WASHINGTON (Reuters) - It was fun while it lasted.
After several strong quarters, the global economic recovery appears to be sputtering. In particular, the industrial sector, a key driver of the bounce-back from a historic worldwide recession, looks to be fraying.
“People need to seriously consider the scenario where global industrial growth, once again, starts to throttle back — because it’s not that far away,” said Lakshman Achuthan, managing director of the Economic Cycle Research Institute.
A report on U.S. durables goods orders due Wednesday should give fresh insight into manufacturing demand after an unexpected plunge in the Philadelphia Federal Reserve Bank’s index of May factory activity caught investors by surprise.
Economists are looking for a 2.2 percent decline in durables orders for May, according to a Reuters poll. A closely watched measure of non-defense orders excluding aircraft, seen as a proxy for business investment, is projected to inch up just 0.2 percent.
“This week will bring what is likely to be another round of discouraging news, with May’s durable goods orders data pointing to further evidence that the manufacturing recovery is losing momentum,” said John Higgins, economist at Capital Economics.
The deterioration in U.S. manufacturing is being exacerbated by a slowdown in Japan, which is essentially in recession in the wake of a devastating earthquake and tsunami.
Japan’s pullback has had a perceptible effect on global production, especially in the automobile sector. A report due Tuesday on Japanese exports is expected to show they plunged 12.4 percent in the year to April. Japan is also set to post a rare trade deficit for April.
Still, not all analysts share in the pessimism, with some believing the soft patch will be fleeting.

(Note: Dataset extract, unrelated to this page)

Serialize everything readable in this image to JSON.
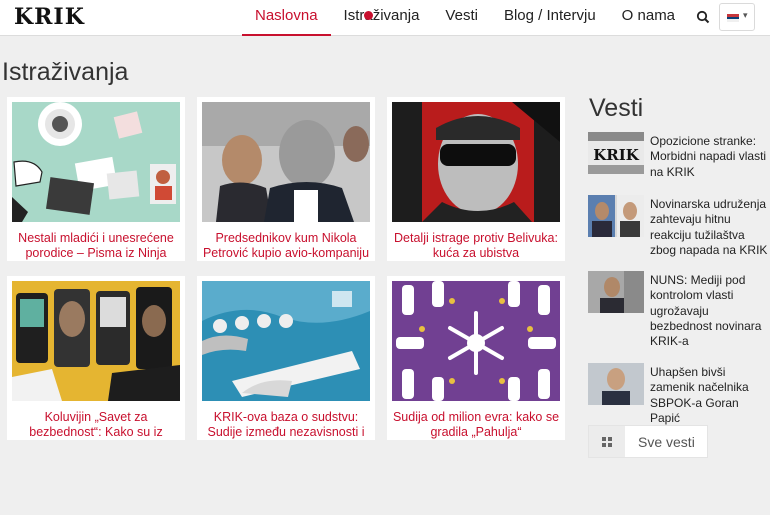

“The market is now underestimating the resilience of the economic recovery,” argues Eric Green, economist at TD Securities.
Japan’s central bank held off on further monetary easing this past week, a sign that it expects a relatively quick rebound from the disaster-induced slump.
Haggling in Europe over the size and shape of Greece’s bailout package will continue to capture the attention of financial markets, which have been rife with speculation that the country will eventually have to restructure its burdensome debt load of some $470 billion.
A Reuters poll earlier this month showed that among 28 economists and 15 fund managers, only three said a restructuring could be avoided.
Fitch cut Greece’s credit rating by three notches on Friday, pushing it deeper into junk territory, and warned of more downgrades if the EU and the IMF do not produce a credible plan for the debt-ridden country.
Greece’s troubles, which have also raised borrowing costs for others like Ireland and Portugal, were exacerbated by the shocking resignation of Dominique Strauss-Kahn, the former head of the International Monetary Fund who has been accused of sexually assaulting a hotel employee in New York.
The IMF plays a key role in the debt negotiations, and some fear the leadership vacuum could derail the talks. John Lipsky, a former vice chairman of JP Morgan and previously the No. 2 official at the Fund, has taken over the role of managing director in the interim.
As leaders of the Group of Eight wealthy nations gather in Deauville, France Thursday and Friday, the topic of succession at the multilateral lender’s top spot will be high on the list of debate topics.
When the scandal first erupted there was talk the IMF might part with the tradition of always having a European leader and select a policymaker who hails from increasingly influential emerging economies.
However, as the process has evolved, it seems clear that old habits do indeed die hard. European leaders were racing to nominate a successor before the G8 Summit, with French Economy Minister Christine Lagarde in pole position.
Reporting by Pedro Nicolaci da Costa; Editing by Dan Grebler